In the book “In Cold Blood” by Truman Capote, Capote blantly describes the murderous acts of two men who killed an entire family they knew nothing about. The Clutters were good people who had no intention on hurting anyone. Dick and Perry, the murderers, had no reason to do this, meaning they had no motive for these actions and they can not be excused for their actions. In the beginning of the book, Capote introduces everyone to the Clutter Family, and a few pages further into the book he introduces everyone to Dick Hickock and Perry Smith.
An Unusual Narrative In Cold Blood, a novel written by Truman Capote, is a very interesting novel that I have enjoyed up to this point. It’s very well written: Capote is a master of the use of suspense and spine-tingling language. The narrative draws you in and is very compelling, and it’s sometimes hard to believe that the plot is based on real events and real people. It’s very impressive to me how Capote went to great lengths to describe two murderers, Dick and Perry, as seemingly ordinarily people, who are extremely complex and extremely psychologically damaged. He establishes their insanity with quotes such as, “‘Boy!
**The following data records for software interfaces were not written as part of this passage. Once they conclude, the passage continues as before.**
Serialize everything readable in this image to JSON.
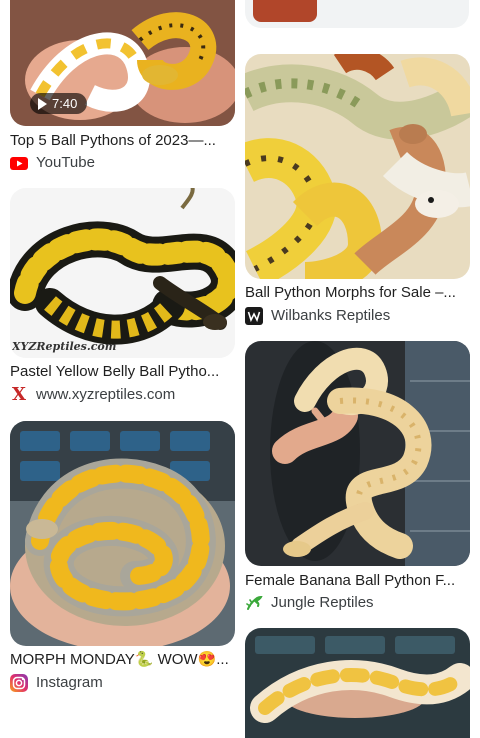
{
  "results": [
    {
      "title": "Top 5 Ball Pythons of 2023—...",
      "source": "YouTube",
      "source_icon": "youtube-icon",
      "duration": "7:40"
    },
    {
      "title": "Pastel Yellow Belly Ball Pytho...",
      "source": "www.xyzreptiles.com",
      "source_icon": "xyz-reptiles-icon",
      "watermark": "XYZReptiles.com"
    },
    {
      "title": "MORPH MONDAY🐍 WOW😍...",
      "source": "Instagram",
      "source_icon": "instagram-icon"
    },
    {
      "title": "Ball Python Morphs for Sale –...",
      "source": "Wilbanks Reptiles",
      "source_icon": "wilbanks-icon"
    },
    {
      "title": "Female Banana Ball Python F...",
      "source": "Jungle Reptiles",
      "source_icon": "jungle-reptiles-icon"
    }
  ],
  "colors": {
    "youtube_red": "#ff0000",
    "jungle_green": "#3aa83a"
  }
}
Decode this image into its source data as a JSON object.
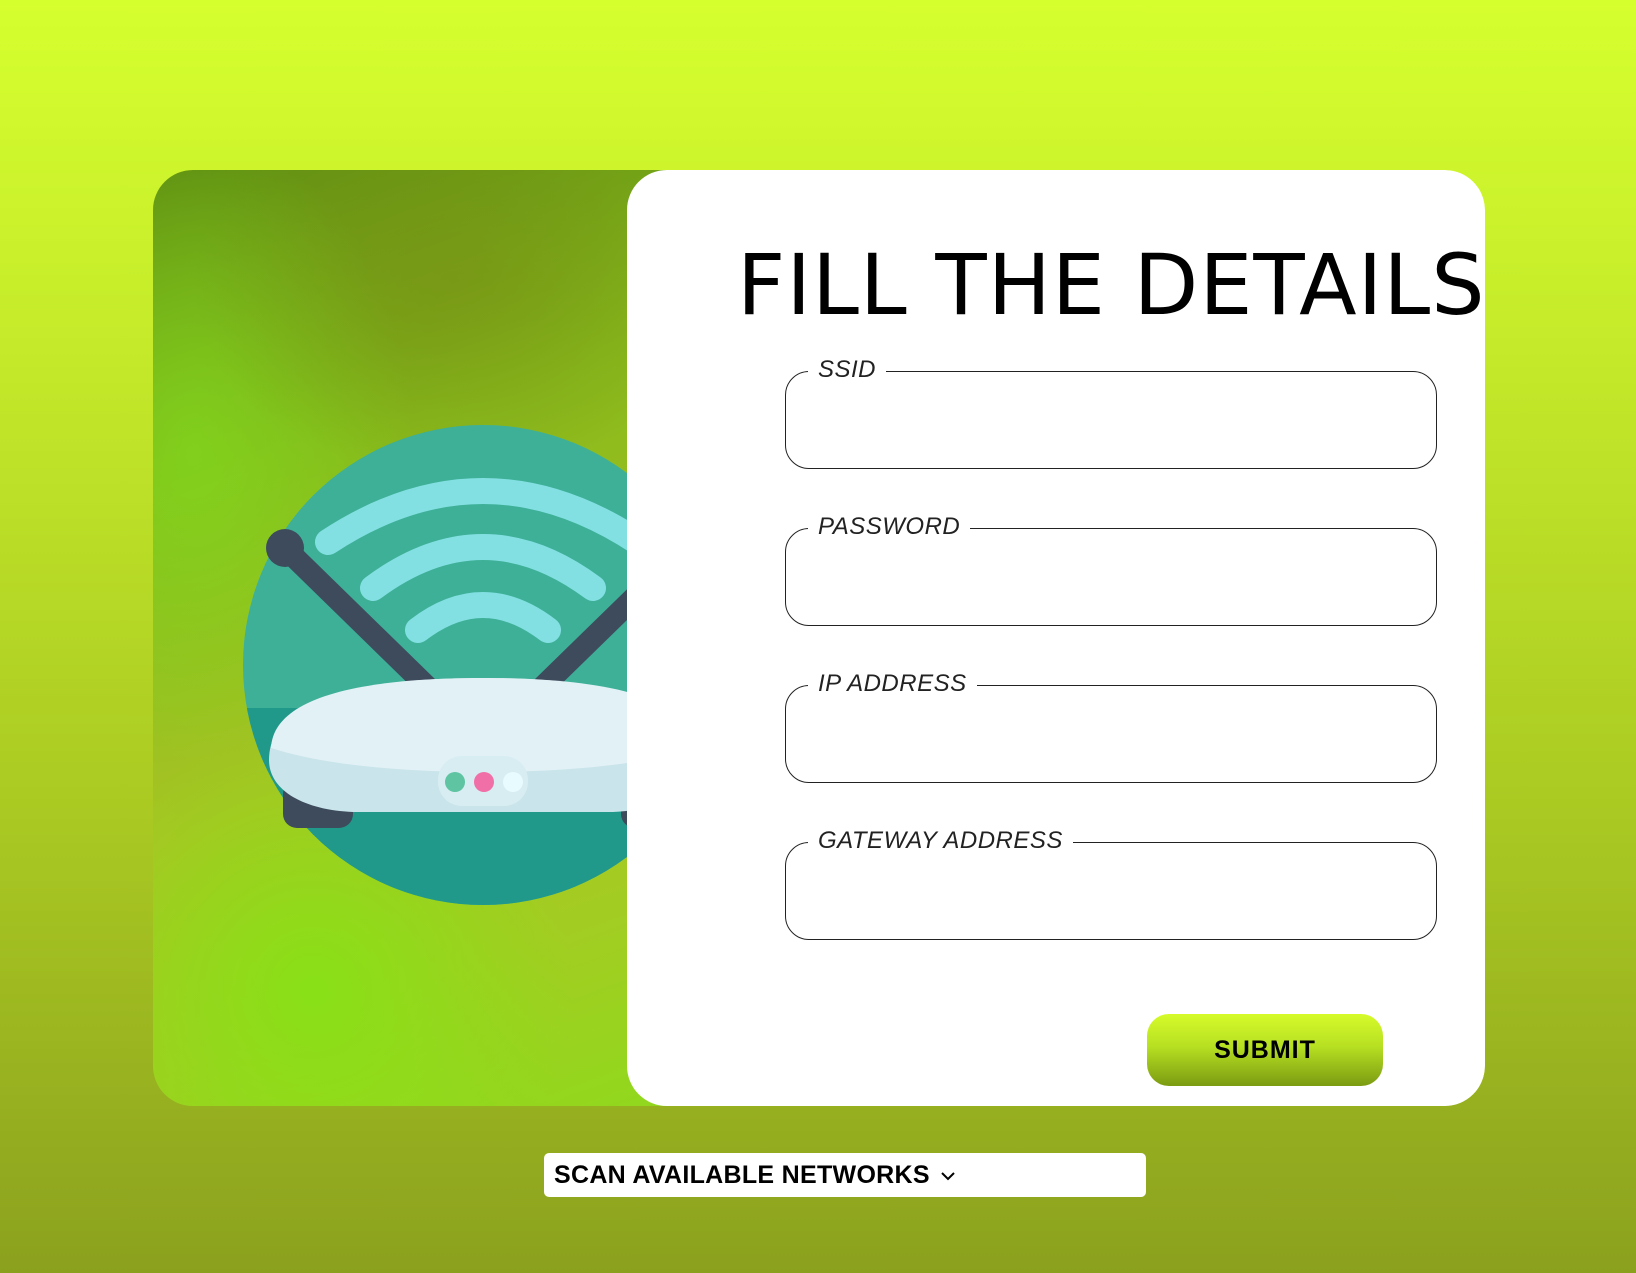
{
  "form": {
    "title": "FILL THE DETAILS",
    "fields": [
      {
        "label": "SSID",
        "value": "",
        "placeholder": ""
      },
      {
        "label": "PASSWORD",
        "value": "",
        "placeholder": ""
      },
      {
        "label": "IP ADDRESS",
        "value": "",
        "placeholder": ""
      },
      {
        "label": "GATEWAY ADDRESS",
        "value": "",
        "placeholder": ""
      }
    ],
    "submit_label": "SUBMIT"
  },
  "scan": {
    "label": "SCAN AVAILABLE NETWORKS",
    "icon": "chevron-down-icon"
  },
  "illustration": {
    "icon": "wifi-router-icon",
    "leds": [
      "#5ec4a2",
      "#f06fa6",
      "#e8fbff"
    ]
  },
  "colors": {
    "background_top": "#d6ff2e",
    "background_bottom": "#8ba11e",
    "panel": "#ffffff",
    "button": "#b7e022",
    "globe": "#3eb098",
    "wifi_waves": "#83e0e2"
  }
}
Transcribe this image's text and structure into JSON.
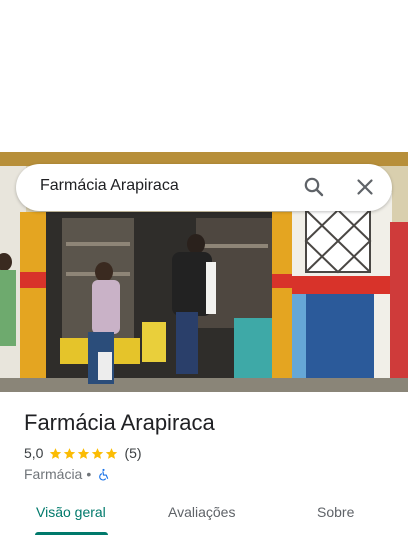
{
  "search": {
    "query": "Farmácia Arapiraca",
    "search_icon": "search-icon",
    "close_icon": "close-icon"
  },
  "place": {
    "name": "Farmácia Arapiraca",
    "rating": "5,0",
    "stars": 5,
    "reviews": "(5)",
    "category": "Farmácia",
    "separator": "•",
    "accessibility_icon": "wheelchair-icon"
  },
  "tabs": [
    {
      "label": "Visão geral",
      "active": true
    },
    {
      "label": "Avaliações",
      "active": false
    },
    {
      "label": "Sobre",
      "active": false
    }
  ],
  "colors": {
    "accent": "#00796b",
    "star": "#fbbc04",
    "a11y_icon": "#1a73e8"
  }
}
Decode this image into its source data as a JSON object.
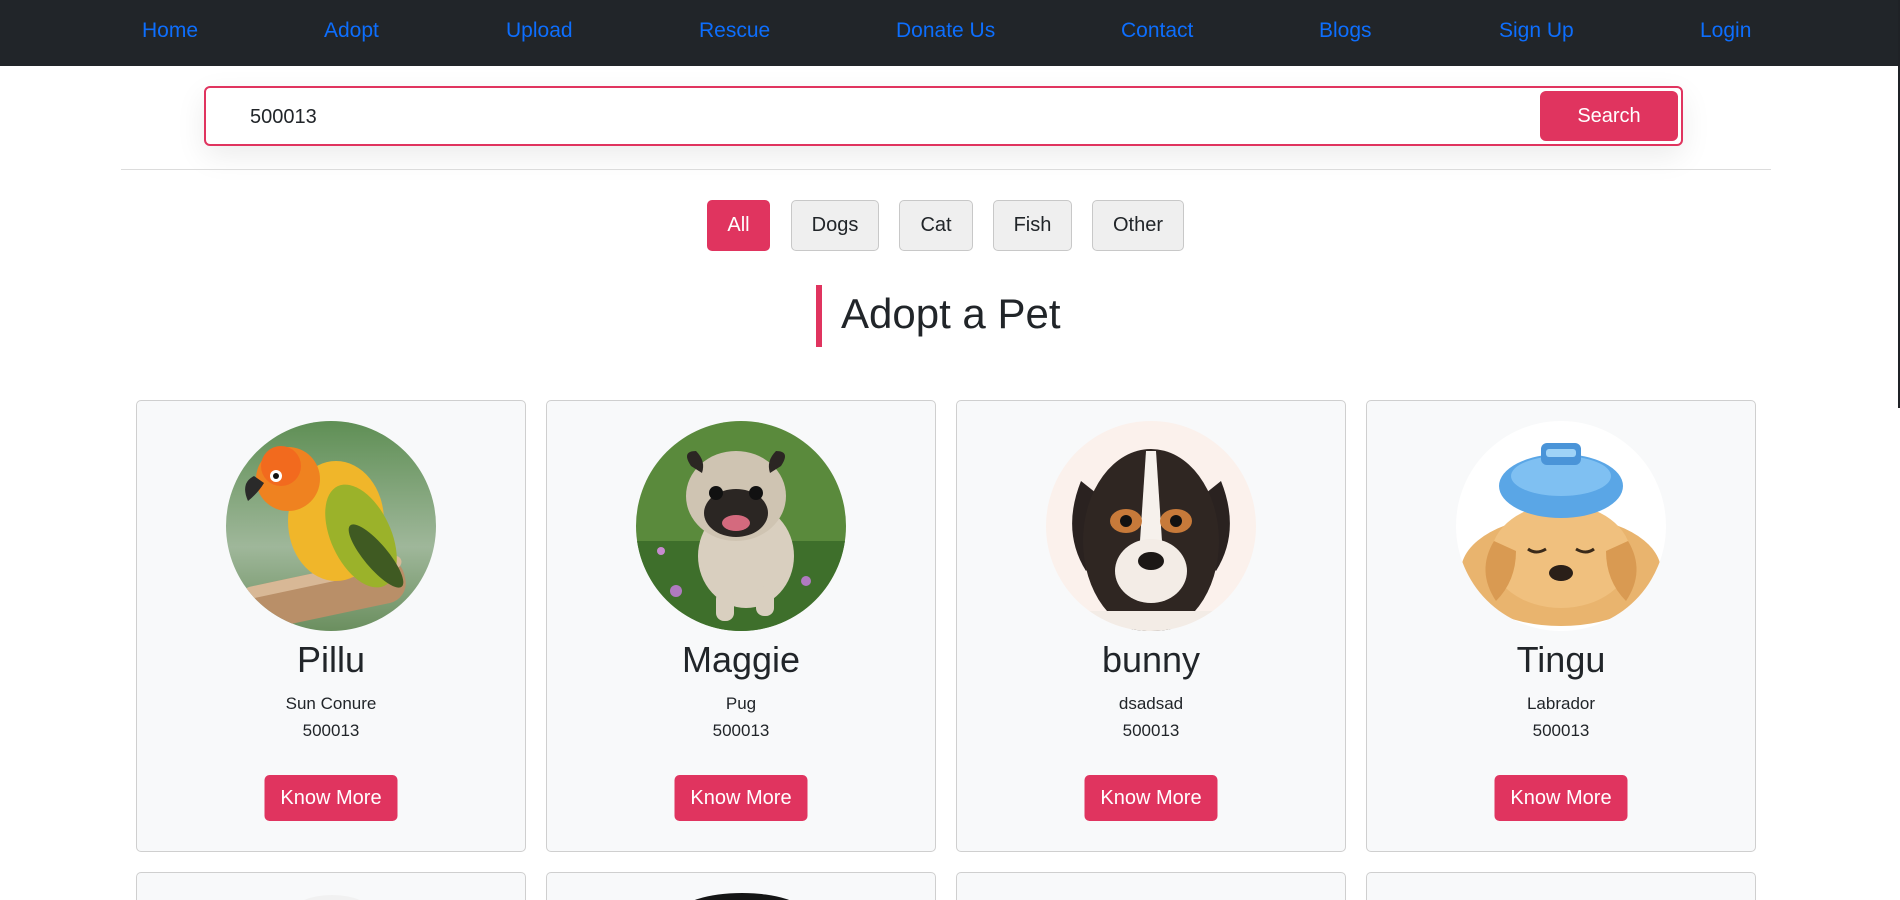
{
  "nav": {
    "items": [
      "Home",
      "Adopt",
      "Upload",
      "Rescue",
      "Donate Us",
      "Contact",
      "Blogs",
      "Sign Up",
      "Login"
    ]
  },
  "search": {
    "value": "500013",
    "button_label": "Search"
  },
  "filters": [
    "All",
    "Dogs",
    "Cat",
    "Fish",
    "Other"
  ],
  "active_filter": "All",
  "heading": "Adopt a Pet",
  "colors": {
    "accent": "#e0345f",
    "nav_bg": "#212529",
    "link": "#0d6efd"
  },
  "pets": [
    {
      "name": "Pillu",
      "breed": "Sun Conure",
      "pincode": "500013",
      "button_label": "Know More",
      "image": "parrot-photo"
    },
    {
      "name": "Maggie",
      "breed": "Pug",
      "pincode": "500013",
      "button_label": "Know More",
      "image": "pug-photo"
    },
    {
      "name": "bunny",
      "breed": "dsadsad",
      "pincode": "500013",
      "button_label": "Know More",
      "image": "puppy-photo"
    },
    {
      "name": "Tingu",
      "breed": "Labrador",
      "pincode": "500013",
      "button_label": "Know More",
      "image": "golden-puppy-photo"
    }
  ]
}
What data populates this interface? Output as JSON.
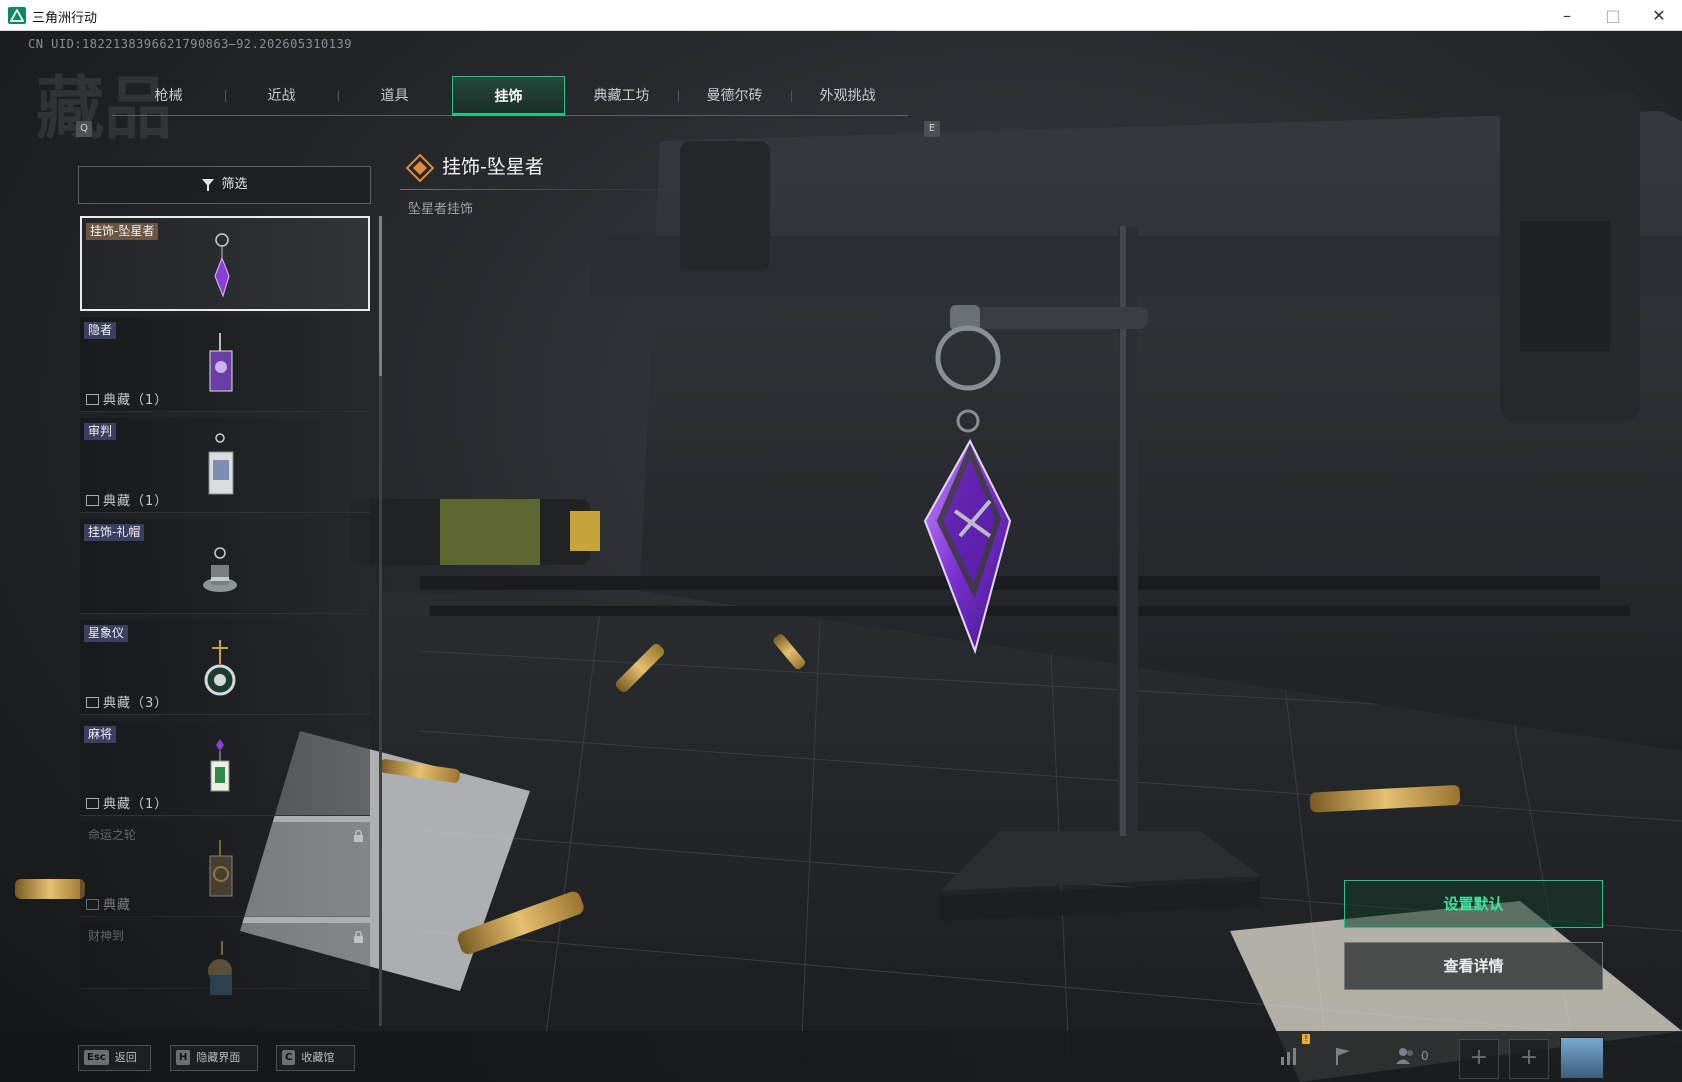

For the first chapter, “The Last to See Them Alive”, In Cold Blood, written by Truman Capote, he illustrates a sympathetic tone; by using pathos, logos, and ethos Capote manipulates the idea that no one should be put to death, by the government. Truman Capote’s tone throughout the novel is sympathetic: “Moreover, the circumstances of the crime seem to him to fit exactly the concept of ‘murder without apparent motive.’ ... But ... only the first murder matters psychologically, and that when Smith attacked Mr. Clutter he was under a mental eclipse, ...” (Capote 301-302). Through the use of logos, Capote shows his sympathetic tone to the audience.